The average bathroom selling price is rising nationally, according to results of the 1992 kitchen/bath industry trends survey, released recently by the National Kitchen & Bath Association (NKBA).

The selling price reflects the total cost charged to retail customers or builders for complete kitchen and bathroom projects in newly constructed or remodeled homes.

Included in the selling price are all or most of the following items: labor, cabinets, fixtures/fittings, countertops, flooring, lighting and appliances.

The average bathroom selling price at this time is $9,215, and the average kitchen selling price is $16,491, according to Paul L. Kelley, NKBA vice president of industry relations and marketing.

Survey data indicates that small kitchen jobs (less than 150 square feet) presently represent a larger portion of all kitchen projects installed when compared with previous years. Interestingly, small-sized (less than 35 square feet) bathroom projects now account for 17 percent of the total, up from just one percent reported in the 1990 survey.

Kitchen Highlights

The gap between the popularity of wood cabinets (75 percent) and laminate cabinets (22 percent) is narrowing. The 1990 figures were 87 and 11.5 percent, respectively. Oak is the most popular wood for cabinetry (54 percent), but maple (15 percent) has increased in popularity dramatically since the 1990 survey. Laminate leads all other countertop materials (54 percent), followed most closely by solid surfacing (30 percent).

Bathroom Highlights

Wood cabinets are installed most often (68 percent) in bathrooms. Oak (59 percent) leads all other woods in popularity, followed by cherry (24 percent) and maple (12 percent). Both cherry and maple have gained in popularity since 1990.

Paint (30 percent), wallpaper (28 percent) and tile (16 percent) continue to be the wall-covering materials of choice, although the order of preference has changed since 1990, when wallpaper topped the list at 66 percent.

Color

White remains the most important color in kitchens (48 percent) and bathrooms (62 percent). These figures represent an increase of almost 13 percent in white kitchens installed since the 1990 survey. White baths have risen a corresponding 19 percent.

Wood-toned kitchen and pastel baths are the second-most popular choices. Almond is the third most popular color for kitchens and baths.

Kitchen Designs Changing

During the past 40 years, no room in the house has changed more than the kitchen.

The walls have come down, more appliances have been installed, and what we cook with bears little resemblance to the appliances used years ago.

Today, many families are comprised of two working parents, creating a need for shared cooking and clean-up responsibilities.
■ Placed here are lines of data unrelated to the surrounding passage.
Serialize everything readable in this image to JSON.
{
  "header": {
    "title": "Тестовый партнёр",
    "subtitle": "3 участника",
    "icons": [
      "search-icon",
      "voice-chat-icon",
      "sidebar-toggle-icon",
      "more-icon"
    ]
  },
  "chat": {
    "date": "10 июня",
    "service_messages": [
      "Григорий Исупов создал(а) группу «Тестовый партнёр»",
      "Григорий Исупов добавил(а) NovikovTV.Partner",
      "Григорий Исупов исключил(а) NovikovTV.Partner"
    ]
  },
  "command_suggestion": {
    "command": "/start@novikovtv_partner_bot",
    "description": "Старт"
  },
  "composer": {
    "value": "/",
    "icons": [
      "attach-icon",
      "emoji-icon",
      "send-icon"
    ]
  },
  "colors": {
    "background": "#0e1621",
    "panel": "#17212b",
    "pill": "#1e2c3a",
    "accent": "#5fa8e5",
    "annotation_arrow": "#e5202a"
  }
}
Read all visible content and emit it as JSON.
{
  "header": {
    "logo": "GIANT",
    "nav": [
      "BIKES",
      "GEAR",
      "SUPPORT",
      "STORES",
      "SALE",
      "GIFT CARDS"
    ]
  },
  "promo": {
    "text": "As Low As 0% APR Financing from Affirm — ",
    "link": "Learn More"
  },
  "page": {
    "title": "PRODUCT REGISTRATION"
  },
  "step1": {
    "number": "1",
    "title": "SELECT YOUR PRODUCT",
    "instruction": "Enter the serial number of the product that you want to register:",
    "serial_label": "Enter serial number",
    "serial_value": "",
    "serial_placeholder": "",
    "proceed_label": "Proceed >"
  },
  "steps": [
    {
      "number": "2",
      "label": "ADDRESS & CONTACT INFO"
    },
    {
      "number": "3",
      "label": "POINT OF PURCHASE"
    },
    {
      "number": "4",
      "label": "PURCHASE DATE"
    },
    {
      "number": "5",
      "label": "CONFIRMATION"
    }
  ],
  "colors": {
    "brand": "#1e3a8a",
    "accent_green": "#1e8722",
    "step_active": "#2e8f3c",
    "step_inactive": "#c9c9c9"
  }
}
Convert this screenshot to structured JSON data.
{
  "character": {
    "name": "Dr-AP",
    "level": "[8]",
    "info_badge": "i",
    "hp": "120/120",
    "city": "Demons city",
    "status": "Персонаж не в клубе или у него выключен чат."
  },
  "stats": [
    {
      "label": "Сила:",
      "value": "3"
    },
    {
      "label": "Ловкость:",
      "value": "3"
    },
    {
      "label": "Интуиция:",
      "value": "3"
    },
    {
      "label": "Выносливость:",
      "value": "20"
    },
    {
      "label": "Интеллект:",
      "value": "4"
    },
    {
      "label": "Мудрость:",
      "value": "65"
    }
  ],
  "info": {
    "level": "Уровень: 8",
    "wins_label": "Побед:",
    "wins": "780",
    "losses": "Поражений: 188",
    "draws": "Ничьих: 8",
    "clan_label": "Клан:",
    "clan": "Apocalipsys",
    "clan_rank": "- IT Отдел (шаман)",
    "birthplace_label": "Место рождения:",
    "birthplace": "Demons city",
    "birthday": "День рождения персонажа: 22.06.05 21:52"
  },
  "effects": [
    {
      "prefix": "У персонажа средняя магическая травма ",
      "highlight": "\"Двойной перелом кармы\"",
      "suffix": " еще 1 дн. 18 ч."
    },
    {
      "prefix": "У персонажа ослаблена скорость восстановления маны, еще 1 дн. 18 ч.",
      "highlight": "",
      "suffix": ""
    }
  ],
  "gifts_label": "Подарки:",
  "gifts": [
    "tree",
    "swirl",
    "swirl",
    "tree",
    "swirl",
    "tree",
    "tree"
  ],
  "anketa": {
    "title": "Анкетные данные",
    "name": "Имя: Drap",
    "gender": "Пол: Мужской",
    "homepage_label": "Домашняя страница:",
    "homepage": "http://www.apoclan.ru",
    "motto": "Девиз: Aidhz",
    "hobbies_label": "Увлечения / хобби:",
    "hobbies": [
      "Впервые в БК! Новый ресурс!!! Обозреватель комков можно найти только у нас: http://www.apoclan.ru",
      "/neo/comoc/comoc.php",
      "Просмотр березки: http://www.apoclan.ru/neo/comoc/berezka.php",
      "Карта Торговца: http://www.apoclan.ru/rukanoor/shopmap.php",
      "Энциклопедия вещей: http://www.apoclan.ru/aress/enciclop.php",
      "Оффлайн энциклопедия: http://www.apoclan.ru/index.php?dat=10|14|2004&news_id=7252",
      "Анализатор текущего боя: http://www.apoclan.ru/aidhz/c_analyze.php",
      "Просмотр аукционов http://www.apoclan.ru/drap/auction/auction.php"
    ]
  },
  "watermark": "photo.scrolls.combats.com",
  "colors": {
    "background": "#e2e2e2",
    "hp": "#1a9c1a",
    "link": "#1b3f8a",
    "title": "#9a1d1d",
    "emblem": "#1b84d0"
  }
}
The walled-off space of the past has opened into other rooms, and families and guests are gathering in the kitchen to socialize and conduct activities other than cooking.

Surveys indicate more than 700 utensils and food items are kept in the kitchen – 400 more items than 40 years ago.

Bathroom as Family Room

The bathroom is no longer reserved for personal hygiene, says Annette DePaepe, NKBA director of societies.

“Today, people spend more time in the space. Some use the bathroom as a secluded spot away from hectic family and job responsibilities.”

As a result, bathroom designers are beginning to plan the rooms around the people who will use them, rather than the fixtures that will be installed in the rooms, Depaepe says.

Among the rules associated with good bathroom design:

  • A clear walkway of at least 32 inches must be provided at all entrances to the bathroom.
  • No doors should interfere with fixtures.
  • At least 21 inches of clear walkway space should exist in front of the lavatory.
  • The toilet paper holder should be installed within reach of a person seated on the toilet. Ideal location is slightly in front of the edge of the toilet bowl, the center of which is 26 inches above the finished floor.
  • A step to the tub should be at least 10 inches deep and must not exceed 7.25 inches in height.
  • Bathtub faucets should be acessible from outside the tub.
  • The shower door should swing into the bathroom.